The Country Land and Business Association published results of a survey of their members last summer, which revealed that whilst ‘42% are planning on building up to two new homes on their land in the next five years, 63% would build more if there was greater support to work through the planning process’. 

Rural areas are attractive not just to holiday makers and those who have been brought up in those villages, but also to younger families who recognise the benefits of living in close knit communities with thriving local businesses, good schooling and a general feeling of camaraderie.  Finding property which is within budget has, however, been a struggle for many as the demand is often out-stripping supply. 

So, the announcement earlier this month from Housing Minister Dominic Raab will be welcome news to many farmers and land owners who have been considering developing land and buildings to provide affordable homes within their local areas. 

Permitted development rights (PDR) allowing the conversion of agricultural buildings for, amongst others, residential use came into effect in 2014.  The rights are subject to conditions and limitations to control impact and to protect local amenity, and in certain cases, even though a development is permitted, prior approval of some issues is required from the local authority.  This can include, for example, issues such as the construction of private driveways and access roads. 

However, many local authorities were still refusing applications for prior approval and this prompted further guidance being released to support the PDR in 2015.  This followed complaints that even with a rise in applications to convert barns into residential dwellings, only 1 in 3 were approved.   The 2015 guidance sets out clear tests of reasonableness to be applied by the planning authorities when considering prior approval applications for developments which fall under the PDR.  For example the fact that an existing ‘agricultural building [which is the subject of a conversion application], is in a location where the local authority would not normally grant planning permission for a new dwelling, is not a sufficient reason for refusing prior approval’. 

Presently, under the PDR, an agricultural building can be converted into a maximum of three homes.  The changes, which come into effect on 6th April this year, will increase that maximum number to five, and will allow for:

  • Up to three larger homes within a maximum of 465 sq. m.
  • Up to five smaller homes, each no larger than 100 sq. m.
  • Combination of both above options - no more than five homes (with no more than three of those being larger homes).

Dominic Raab, MP, stated in his announcement that to ‘..further support housing delivery, applicants will have a further year in which to benefit from the temporary permitted development right for the change of use of buildings used for storage and distribution to residential use’.  The right will be extended by one year until 10 June 2019.

It is hoped that local authorities will use the guidance which will come with the new PDR in April, to its full extent, thus allowing our farmers to take full advantage of the additional housing permitted.  Housing which will ultimately be home to new generations of families, who will become part of the village life that so many of us are lucky enough to enjoy every day.

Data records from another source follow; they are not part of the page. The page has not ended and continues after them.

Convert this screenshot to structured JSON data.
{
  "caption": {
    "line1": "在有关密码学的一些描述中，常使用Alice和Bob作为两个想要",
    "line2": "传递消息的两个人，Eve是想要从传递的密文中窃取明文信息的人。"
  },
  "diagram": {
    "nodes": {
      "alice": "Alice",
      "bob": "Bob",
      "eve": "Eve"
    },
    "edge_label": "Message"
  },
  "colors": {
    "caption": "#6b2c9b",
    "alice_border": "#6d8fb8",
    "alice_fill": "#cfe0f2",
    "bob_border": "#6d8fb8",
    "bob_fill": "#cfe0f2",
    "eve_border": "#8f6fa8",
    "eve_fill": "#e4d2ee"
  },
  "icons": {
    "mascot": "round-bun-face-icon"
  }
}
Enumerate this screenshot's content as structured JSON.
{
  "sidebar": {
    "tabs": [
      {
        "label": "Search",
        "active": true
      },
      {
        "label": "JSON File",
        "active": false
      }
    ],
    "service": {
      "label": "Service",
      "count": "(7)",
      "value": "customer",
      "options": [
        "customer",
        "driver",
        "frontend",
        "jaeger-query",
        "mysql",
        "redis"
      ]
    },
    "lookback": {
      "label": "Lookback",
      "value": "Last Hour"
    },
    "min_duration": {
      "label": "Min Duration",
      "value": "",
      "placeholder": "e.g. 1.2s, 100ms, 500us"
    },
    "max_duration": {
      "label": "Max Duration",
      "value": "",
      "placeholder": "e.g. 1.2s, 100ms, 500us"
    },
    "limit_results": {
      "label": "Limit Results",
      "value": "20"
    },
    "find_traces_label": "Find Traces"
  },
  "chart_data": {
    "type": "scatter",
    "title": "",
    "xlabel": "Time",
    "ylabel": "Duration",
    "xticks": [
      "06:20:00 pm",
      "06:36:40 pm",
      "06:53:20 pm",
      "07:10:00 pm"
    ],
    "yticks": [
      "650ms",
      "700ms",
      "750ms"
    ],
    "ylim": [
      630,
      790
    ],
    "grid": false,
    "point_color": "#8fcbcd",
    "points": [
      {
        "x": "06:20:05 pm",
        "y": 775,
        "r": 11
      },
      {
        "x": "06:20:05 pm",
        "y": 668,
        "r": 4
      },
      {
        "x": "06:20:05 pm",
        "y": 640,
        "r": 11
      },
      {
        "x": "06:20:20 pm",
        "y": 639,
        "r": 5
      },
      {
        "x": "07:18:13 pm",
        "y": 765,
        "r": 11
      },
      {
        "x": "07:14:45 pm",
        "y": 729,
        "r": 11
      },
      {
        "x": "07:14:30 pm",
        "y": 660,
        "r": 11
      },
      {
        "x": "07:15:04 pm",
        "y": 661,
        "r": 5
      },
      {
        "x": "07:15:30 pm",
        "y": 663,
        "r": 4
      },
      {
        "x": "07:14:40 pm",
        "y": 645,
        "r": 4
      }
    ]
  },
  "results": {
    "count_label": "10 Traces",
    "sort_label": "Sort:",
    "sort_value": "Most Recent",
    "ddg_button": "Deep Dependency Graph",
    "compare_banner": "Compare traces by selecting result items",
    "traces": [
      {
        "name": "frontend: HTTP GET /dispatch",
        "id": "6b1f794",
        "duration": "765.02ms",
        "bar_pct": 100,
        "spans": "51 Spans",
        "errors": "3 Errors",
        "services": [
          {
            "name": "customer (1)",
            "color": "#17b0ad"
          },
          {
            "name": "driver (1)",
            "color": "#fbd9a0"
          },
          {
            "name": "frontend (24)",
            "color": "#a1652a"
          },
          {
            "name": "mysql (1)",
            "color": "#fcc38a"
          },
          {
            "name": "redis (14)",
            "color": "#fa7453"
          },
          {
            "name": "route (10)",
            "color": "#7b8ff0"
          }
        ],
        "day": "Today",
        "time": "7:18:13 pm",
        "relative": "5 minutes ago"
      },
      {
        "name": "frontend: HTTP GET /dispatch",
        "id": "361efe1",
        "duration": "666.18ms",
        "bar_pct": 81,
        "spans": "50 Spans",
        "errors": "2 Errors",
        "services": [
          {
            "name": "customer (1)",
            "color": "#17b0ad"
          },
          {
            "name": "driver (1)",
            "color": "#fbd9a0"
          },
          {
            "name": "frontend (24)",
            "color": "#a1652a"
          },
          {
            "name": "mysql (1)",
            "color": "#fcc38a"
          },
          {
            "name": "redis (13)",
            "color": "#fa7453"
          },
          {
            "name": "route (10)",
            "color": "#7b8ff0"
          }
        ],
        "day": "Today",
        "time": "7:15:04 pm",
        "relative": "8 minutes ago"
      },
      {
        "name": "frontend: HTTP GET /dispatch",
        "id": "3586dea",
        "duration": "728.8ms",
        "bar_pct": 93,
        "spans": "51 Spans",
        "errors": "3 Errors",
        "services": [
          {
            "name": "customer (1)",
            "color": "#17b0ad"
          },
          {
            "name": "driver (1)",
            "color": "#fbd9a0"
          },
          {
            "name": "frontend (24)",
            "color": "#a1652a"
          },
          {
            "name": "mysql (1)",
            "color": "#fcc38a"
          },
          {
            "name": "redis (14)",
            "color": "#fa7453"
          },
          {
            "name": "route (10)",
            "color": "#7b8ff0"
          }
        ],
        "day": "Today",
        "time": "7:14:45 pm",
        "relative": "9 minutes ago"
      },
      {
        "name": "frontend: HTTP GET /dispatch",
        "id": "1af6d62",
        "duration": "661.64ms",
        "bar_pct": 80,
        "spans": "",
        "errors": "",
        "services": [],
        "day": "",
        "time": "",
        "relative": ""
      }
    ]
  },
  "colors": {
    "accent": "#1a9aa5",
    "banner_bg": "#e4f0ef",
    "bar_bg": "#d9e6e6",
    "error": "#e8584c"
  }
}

For any help and advice with your agricultural business or developments, please contact our specialist team here at Crombie Wilkinson.